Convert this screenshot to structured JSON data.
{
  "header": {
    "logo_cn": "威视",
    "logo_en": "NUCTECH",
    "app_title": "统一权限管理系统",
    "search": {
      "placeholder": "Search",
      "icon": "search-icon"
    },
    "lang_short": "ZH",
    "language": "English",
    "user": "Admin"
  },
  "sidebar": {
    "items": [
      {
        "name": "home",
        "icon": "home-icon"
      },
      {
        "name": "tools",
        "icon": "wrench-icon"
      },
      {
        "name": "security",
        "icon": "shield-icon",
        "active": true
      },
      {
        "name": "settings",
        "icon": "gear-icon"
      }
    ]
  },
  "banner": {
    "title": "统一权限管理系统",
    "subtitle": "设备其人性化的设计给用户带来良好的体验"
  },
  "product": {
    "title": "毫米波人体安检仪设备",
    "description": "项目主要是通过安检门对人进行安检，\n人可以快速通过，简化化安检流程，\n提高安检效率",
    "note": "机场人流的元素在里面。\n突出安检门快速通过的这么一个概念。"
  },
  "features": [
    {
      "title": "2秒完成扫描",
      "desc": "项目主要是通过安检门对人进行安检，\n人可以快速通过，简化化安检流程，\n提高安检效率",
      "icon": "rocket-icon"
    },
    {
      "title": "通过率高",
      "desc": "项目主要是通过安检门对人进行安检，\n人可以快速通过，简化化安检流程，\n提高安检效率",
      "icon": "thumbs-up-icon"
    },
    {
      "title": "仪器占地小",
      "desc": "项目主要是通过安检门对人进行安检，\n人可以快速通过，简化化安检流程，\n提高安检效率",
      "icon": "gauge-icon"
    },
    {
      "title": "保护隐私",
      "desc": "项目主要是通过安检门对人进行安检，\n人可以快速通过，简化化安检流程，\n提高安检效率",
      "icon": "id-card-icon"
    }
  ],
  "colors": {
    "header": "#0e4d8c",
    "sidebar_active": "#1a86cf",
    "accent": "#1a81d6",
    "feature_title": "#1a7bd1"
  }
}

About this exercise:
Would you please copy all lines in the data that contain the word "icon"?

Solution to this exercise:
      "icon": "search-icon"
        "icon": "home-icon"
        "icon": "wrench-icon"
        "icon": "shield-icon",
        "icon": "gear-icon"
      "icon": "rocket-icon"
      "icon": "thumbs-up-icon"
      "icon": "gauge-icon"
      "icon": "id-card-icon"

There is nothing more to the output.